About this task: Check each line of the data for "Datum", and copy the ones that have it.

Source information:

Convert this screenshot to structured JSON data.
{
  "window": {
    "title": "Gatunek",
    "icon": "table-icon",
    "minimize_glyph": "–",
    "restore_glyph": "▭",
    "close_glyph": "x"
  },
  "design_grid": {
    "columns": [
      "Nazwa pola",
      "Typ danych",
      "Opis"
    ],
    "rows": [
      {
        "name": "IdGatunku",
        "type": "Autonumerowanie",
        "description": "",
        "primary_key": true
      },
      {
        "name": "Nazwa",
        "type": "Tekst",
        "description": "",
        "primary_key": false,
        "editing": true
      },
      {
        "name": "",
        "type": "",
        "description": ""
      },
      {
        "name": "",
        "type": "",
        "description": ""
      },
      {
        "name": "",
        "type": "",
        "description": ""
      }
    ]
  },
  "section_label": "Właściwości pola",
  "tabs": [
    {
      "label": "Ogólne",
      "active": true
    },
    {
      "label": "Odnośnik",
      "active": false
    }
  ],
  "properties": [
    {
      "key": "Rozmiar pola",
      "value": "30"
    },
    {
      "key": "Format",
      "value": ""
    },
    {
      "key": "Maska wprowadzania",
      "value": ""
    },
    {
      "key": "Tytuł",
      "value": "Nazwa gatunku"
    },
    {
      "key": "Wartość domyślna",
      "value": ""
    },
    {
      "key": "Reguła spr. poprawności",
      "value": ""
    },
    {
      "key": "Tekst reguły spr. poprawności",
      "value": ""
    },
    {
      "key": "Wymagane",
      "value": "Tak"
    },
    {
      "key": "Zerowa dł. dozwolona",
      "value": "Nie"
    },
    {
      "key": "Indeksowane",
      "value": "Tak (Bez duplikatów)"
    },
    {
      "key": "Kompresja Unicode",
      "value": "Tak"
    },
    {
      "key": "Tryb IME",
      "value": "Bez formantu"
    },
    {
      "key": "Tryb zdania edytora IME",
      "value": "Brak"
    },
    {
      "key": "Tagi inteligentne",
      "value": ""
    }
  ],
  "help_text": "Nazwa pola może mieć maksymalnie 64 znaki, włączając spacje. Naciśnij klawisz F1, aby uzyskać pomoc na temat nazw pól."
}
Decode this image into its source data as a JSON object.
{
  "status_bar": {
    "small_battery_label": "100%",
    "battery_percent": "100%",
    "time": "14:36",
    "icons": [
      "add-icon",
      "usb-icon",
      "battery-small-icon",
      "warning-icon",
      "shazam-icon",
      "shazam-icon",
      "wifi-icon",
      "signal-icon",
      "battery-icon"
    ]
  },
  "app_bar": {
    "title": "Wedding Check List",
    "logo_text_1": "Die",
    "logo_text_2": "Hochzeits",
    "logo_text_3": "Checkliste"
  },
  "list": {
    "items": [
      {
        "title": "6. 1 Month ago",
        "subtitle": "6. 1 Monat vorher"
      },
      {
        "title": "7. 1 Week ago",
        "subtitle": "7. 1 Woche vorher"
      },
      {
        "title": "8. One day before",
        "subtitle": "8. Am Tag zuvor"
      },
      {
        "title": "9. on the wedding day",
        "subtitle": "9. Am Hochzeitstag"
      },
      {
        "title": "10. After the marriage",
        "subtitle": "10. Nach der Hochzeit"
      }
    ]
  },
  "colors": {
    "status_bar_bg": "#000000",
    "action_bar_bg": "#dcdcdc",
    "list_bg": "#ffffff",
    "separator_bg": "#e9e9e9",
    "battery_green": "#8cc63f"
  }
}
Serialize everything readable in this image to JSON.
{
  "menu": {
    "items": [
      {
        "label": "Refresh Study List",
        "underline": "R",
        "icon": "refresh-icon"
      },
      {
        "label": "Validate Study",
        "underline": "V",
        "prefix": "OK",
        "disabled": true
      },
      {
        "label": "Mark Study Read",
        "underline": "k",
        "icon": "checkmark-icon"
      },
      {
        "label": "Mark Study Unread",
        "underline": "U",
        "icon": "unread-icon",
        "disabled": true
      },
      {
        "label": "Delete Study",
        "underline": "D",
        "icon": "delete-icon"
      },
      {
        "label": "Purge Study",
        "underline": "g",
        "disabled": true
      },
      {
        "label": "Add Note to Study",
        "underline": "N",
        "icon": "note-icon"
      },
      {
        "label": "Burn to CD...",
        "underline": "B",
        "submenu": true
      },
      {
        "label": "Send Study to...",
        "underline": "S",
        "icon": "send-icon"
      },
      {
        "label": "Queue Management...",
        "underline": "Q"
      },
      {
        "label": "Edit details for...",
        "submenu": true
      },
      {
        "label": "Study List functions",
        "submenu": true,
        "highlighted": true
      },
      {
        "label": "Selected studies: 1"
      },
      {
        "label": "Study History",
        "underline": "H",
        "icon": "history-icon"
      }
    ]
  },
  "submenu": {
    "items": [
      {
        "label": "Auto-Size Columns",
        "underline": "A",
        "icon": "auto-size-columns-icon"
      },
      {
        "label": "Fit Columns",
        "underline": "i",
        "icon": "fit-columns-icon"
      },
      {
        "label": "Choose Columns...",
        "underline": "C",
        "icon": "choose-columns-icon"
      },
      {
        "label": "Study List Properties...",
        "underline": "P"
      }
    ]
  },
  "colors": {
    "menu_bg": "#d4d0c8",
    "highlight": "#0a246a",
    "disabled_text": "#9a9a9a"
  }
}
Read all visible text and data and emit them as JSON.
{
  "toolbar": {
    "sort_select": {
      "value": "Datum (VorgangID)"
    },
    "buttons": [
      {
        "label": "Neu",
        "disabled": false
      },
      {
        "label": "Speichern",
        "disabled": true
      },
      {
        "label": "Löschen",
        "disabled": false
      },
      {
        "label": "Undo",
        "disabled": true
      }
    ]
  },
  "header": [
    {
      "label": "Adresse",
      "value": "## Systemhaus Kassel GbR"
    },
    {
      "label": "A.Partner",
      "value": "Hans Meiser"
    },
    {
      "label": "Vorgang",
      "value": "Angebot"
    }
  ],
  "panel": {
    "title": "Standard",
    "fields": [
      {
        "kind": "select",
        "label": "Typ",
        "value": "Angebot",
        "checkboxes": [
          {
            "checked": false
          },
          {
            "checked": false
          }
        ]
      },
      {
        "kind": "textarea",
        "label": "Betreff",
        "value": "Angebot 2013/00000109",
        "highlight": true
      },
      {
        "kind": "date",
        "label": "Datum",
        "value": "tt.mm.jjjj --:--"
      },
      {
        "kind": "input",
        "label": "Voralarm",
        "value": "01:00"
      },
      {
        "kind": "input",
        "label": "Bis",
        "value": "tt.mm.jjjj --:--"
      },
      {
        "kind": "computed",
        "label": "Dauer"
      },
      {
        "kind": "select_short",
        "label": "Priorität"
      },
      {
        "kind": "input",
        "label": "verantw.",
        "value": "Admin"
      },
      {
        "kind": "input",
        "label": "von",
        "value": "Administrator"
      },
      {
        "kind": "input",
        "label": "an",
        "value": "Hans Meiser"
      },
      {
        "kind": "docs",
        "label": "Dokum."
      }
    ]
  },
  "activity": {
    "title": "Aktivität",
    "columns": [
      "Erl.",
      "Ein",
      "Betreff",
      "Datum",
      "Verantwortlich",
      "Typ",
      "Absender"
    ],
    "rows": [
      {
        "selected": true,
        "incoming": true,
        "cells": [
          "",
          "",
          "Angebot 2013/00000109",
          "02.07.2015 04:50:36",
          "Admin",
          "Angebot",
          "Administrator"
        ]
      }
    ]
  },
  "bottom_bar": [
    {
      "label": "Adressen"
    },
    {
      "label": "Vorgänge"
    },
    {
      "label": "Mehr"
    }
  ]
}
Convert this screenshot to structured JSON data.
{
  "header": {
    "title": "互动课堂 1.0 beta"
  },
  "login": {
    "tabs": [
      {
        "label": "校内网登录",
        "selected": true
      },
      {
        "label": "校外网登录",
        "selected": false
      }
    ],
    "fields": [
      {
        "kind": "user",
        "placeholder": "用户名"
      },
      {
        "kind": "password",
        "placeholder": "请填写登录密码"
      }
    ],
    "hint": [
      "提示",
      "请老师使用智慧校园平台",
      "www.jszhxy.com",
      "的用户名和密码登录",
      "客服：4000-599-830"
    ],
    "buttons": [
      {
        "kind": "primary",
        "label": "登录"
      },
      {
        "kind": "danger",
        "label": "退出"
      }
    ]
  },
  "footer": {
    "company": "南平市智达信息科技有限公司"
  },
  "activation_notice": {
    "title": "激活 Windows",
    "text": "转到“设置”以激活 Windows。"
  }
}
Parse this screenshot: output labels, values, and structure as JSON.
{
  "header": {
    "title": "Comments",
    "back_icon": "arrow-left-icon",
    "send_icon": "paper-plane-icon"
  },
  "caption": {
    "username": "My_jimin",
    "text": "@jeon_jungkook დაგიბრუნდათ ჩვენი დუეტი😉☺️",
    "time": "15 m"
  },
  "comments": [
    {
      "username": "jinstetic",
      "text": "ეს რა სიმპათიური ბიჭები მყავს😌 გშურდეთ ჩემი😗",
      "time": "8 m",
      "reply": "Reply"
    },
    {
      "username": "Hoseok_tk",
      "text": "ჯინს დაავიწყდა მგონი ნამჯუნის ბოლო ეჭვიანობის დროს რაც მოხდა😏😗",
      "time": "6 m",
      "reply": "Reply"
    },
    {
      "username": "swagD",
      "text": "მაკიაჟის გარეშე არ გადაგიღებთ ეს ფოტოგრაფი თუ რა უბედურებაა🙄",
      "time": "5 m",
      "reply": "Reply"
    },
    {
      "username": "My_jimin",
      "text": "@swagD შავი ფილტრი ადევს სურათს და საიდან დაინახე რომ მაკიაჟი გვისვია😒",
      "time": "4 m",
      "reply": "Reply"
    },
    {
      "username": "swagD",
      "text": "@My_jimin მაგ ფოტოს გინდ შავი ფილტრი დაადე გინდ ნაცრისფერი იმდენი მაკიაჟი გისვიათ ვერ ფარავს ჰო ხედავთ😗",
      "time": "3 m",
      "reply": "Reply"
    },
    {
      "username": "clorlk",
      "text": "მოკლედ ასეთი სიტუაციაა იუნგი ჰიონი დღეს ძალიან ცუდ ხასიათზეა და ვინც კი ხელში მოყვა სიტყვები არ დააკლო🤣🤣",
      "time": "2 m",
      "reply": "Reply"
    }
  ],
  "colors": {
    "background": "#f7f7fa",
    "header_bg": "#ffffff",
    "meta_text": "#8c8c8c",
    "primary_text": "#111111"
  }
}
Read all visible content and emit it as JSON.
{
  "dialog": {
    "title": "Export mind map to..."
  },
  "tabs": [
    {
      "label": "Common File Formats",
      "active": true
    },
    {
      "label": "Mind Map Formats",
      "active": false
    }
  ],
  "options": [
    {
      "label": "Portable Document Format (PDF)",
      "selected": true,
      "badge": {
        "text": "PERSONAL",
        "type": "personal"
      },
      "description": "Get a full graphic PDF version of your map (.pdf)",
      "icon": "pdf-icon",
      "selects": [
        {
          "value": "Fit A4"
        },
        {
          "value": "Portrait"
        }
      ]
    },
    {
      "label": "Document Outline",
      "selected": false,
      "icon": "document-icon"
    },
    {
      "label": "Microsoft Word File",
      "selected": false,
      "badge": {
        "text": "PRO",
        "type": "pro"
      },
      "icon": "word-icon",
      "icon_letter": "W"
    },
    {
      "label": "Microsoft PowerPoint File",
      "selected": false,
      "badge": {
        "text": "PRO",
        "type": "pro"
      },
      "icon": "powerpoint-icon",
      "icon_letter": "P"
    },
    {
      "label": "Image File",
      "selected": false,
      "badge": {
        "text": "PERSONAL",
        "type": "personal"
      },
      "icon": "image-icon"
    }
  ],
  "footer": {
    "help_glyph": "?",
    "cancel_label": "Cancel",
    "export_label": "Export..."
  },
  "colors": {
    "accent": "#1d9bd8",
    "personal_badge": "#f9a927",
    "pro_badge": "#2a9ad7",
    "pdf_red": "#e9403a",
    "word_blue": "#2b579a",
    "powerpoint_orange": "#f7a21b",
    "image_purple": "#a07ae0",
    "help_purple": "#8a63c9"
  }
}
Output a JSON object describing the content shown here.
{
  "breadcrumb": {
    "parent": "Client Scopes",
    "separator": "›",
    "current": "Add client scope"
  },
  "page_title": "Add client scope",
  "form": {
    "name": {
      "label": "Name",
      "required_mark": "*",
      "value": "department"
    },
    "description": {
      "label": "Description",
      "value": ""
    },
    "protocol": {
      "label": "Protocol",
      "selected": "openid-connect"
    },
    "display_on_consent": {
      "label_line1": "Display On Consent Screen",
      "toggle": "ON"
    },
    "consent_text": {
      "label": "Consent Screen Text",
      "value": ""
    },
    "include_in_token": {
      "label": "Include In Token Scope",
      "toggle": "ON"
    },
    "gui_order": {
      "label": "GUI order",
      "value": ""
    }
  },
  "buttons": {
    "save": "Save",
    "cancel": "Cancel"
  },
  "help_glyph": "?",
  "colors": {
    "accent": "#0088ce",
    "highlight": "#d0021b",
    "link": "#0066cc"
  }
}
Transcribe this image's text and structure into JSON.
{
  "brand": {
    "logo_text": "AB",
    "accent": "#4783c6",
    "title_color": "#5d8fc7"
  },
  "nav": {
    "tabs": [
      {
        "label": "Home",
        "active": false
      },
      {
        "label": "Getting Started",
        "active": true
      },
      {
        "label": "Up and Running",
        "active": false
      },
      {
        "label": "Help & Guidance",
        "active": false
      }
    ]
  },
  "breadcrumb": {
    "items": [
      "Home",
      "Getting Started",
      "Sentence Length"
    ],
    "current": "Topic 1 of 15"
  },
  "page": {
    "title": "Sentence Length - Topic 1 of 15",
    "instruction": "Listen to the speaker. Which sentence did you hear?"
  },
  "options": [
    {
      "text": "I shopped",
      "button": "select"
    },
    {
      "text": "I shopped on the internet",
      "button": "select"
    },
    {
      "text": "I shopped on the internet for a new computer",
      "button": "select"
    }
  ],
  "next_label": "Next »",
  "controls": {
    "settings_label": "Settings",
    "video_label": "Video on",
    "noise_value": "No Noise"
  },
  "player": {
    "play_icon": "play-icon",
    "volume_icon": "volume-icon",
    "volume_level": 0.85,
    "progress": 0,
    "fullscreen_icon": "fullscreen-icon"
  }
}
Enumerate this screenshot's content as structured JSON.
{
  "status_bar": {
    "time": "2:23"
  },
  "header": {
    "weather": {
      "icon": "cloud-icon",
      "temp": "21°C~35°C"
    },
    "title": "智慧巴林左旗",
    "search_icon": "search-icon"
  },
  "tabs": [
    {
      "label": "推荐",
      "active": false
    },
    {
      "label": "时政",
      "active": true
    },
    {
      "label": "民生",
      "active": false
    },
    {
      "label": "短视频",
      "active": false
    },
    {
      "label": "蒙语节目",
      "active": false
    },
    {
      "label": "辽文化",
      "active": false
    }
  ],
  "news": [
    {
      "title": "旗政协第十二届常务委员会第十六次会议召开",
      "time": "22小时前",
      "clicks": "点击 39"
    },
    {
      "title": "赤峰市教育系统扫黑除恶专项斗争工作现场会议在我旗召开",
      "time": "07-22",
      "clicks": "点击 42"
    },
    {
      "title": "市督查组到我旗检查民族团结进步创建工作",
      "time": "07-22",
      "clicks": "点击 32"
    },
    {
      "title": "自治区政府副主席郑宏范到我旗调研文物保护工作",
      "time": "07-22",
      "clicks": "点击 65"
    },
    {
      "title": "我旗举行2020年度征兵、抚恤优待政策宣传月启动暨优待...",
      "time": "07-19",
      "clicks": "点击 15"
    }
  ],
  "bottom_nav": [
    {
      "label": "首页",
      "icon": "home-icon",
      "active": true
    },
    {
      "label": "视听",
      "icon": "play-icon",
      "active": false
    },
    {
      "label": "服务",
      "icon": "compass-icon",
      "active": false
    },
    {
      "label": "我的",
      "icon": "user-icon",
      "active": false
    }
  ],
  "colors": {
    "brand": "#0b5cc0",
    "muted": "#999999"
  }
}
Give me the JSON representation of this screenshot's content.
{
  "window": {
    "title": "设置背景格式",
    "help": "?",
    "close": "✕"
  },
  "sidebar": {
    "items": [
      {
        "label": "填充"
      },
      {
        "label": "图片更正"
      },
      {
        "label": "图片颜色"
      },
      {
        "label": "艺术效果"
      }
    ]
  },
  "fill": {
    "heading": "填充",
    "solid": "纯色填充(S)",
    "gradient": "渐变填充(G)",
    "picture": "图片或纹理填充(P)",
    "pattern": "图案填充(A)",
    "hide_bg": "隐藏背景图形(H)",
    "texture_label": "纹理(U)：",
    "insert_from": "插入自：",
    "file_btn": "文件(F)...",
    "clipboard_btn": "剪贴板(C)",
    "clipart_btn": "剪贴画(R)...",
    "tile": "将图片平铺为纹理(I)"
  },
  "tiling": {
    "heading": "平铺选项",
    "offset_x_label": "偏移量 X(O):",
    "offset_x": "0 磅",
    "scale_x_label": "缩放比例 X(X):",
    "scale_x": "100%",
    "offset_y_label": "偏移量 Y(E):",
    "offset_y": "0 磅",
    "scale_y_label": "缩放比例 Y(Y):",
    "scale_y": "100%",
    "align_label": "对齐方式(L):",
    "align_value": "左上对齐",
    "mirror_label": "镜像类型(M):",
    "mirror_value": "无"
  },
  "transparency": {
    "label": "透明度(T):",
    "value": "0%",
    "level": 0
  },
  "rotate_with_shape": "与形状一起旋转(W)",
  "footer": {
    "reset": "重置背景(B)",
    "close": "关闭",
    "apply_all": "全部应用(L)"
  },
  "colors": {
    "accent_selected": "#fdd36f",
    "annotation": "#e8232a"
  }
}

Task answer:
      "value": "Datum (VorgangID)"
        "label": "Datum",
      "Datum",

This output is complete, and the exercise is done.